Navigation - Global Positioning System (GPS)
satellites function by emitting a specific signal pattern.
Variations in this signal can be detected by GPS receivers to
determine a GPS user's location relative to the satellite by using
a principle called the Doppler Effect. The Doppler effect is the
apparent compression or decompression of signals that occurs when
the signal source is in motion, relative to a listener, for
example, why a train whistle changes pitch when it approaches or
departs from the listener. By calculating the amount of compression
in the signals for multiple satellites, a GPS receiver can pinpoint
the user's location.
Because of the large distance between satellites, distances from
Earth to distant stars and planets can be determined more
accurately (greater parallax). Also, on board cameras can better
view objects on Earth in 3 dimensions.
There are many purposes for placing satellites in orbit. First
and foremost, communications satellites exploit their great
distance from the earth to transmit their signals the greatest
distance possible. Many modes of communication, chief among them
microwave, travel by 'line of sight,' meaning that one must be in a
direct, unobstructed sight line in order to receive a signal. The
earliest communications satellite received and relayed microwave
communications from large ground stations.

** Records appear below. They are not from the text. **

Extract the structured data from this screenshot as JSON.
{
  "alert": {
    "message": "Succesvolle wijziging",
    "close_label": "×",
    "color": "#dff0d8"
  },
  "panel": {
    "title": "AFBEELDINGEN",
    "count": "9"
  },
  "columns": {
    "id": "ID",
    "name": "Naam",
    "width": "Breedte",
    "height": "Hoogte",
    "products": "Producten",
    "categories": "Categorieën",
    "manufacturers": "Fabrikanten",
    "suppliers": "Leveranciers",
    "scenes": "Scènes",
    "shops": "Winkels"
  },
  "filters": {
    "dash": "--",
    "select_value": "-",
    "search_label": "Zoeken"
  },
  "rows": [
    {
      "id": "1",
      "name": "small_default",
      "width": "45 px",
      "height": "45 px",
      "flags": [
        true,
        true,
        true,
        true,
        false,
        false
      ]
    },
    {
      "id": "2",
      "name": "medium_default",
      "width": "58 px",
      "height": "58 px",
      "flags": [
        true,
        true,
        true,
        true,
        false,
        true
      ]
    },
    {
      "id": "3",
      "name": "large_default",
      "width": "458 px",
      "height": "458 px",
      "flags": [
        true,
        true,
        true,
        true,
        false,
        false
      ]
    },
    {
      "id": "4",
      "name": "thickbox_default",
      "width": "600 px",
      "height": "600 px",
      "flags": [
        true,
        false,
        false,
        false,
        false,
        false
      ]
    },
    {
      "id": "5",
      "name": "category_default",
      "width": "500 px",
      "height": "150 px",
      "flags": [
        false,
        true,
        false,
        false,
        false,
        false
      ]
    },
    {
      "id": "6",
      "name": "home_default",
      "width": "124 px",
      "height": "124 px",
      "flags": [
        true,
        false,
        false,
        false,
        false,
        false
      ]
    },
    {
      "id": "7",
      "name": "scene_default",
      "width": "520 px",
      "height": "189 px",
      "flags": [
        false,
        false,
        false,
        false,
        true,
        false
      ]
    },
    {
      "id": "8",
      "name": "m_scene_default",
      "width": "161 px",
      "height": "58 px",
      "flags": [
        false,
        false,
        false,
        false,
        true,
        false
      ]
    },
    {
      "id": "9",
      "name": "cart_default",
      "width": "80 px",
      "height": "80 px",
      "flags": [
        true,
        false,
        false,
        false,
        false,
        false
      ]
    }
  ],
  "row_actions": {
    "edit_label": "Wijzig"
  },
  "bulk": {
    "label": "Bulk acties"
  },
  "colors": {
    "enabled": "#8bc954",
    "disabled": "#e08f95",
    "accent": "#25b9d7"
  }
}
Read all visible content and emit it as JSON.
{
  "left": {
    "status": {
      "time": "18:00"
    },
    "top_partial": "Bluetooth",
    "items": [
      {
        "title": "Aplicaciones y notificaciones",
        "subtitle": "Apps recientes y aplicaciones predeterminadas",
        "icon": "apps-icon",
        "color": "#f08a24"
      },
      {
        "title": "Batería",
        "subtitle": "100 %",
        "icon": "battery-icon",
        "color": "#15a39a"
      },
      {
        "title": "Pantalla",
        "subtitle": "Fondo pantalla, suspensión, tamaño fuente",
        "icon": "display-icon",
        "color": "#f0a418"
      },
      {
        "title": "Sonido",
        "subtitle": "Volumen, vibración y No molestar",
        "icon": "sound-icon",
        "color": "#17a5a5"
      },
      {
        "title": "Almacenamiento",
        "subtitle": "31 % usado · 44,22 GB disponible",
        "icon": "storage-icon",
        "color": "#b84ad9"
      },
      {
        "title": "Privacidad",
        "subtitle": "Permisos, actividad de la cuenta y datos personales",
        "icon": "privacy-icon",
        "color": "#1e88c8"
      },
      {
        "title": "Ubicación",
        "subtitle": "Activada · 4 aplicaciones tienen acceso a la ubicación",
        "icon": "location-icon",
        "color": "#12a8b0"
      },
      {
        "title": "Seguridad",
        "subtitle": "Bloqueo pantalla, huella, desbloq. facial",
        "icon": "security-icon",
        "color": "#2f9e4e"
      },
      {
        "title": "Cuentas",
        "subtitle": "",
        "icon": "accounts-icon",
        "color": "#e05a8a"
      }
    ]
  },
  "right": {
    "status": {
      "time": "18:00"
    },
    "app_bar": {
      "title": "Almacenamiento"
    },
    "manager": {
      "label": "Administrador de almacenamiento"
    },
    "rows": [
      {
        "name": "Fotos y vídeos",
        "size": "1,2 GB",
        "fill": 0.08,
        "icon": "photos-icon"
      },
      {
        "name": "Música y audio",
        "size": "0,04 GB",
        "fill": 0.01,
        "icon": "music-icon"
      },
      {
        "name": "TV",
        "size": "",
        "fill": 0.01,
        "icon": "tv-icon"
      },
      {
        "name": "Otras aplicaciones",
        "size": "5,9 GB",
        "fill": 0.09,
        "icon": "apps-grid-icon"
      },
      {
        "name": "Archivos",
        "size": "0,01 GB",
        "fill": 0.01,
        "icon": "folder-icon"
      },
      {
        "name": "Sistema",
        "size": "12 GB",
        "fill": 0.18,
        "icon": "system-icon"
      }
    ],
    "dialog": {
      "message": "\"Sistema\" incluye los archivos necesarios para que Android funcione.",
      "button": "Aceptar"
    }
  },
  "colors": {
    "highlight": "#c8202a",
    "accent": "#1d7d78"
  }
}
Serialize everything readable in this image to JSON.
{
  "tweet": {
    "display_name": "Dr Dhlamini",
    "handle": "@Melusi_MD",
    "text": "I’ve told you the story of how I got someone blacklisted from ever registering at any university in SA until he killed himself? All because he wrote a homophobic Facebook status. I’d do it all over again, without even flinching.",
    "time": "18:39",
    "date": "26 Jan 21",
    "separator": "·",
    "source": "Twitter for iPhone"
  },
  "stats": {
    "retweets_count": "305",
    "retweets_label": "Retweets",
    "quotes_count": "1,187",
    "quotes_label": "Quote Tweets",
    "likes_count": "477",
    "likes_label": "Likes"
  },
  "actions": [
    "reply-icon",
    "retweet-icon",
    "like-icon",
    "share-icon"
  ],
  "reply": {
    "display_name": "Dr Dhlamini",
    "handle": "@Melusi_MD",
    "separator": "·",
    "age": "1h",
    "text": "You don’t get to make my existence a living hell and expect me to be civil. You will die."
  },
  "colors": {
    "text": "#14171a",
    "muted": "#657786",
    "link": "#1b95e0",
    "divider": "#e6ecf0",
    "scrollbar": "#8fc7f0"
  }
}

Today, we have
technology to communicate directly through such satellites using
satellite phones. Satellite communication permits direct
communication beyond the horizon that might not otherwise be
possible with conventional VHF (Very High Frequency) communication
Still other satellites are used for assorted experimental
purposes, exploiting the lack of vibration, low temperature and low
gravity of space as an ideal location for extremely sensitive
instruments, such as the Hubble Space telescope and similar
projects, which are able to see much deeper and more clearly into
the cosmos without having to look through the earth's atmosphere
A special category of satellite is one that is manned, such as
the International Space Station (ISS), and they are used for
exploration and research into the effects of long-term low gravity,
international cooperation and the promotion of peace, among other
Communication satellites can be used to send telephone messages
or TV pictures. A satellite can be used for working out what the
weather will be like in a few days. It has a sensor which send a
television call to earth telling us what's going to happen. They
can also be used for spying and navigation and they can spot forest
fires and water pollution.
1st letter is S and ends with E!
it transmits radio/ televideo/etc. waves
It helps us by like if we atrapped some where and u have afone on u
u can call 911 or someone who willhelp u
They are used for exploring different planets in our solar system,
transmitting radio, telephone, and television signals, and to tell
what the weather is going to be like.
many sencitest send artifical satalites some revolving around the
earth. it is used dish antena
The primary uses for an artificial satellite, given our current
Communication (television and cell phone satellites)
Observation (the Hubble Space Telescope, weather satellites,
Location (the GPS system)
Habitation (Skylab, Mir, the International Space Station)
As our technology continues to expand, it's likely that uses for
artificial satellites will as well. For example, a military
satellite might provide a way to defend specific nations, or even
the Earth as a whole (from a meteor strike, for example). Or, as
seen on sci-fi TV shows, a space dock could allow the repair and
refueling of space vehicles, without the need to return to our
planet's surface. There could eventually be space hotels, low- and
zero-gravity tourist attractions, zero-gee factories,
controlled-gravity hospitals... The list is bounded only by our
imagination, and economic considerations.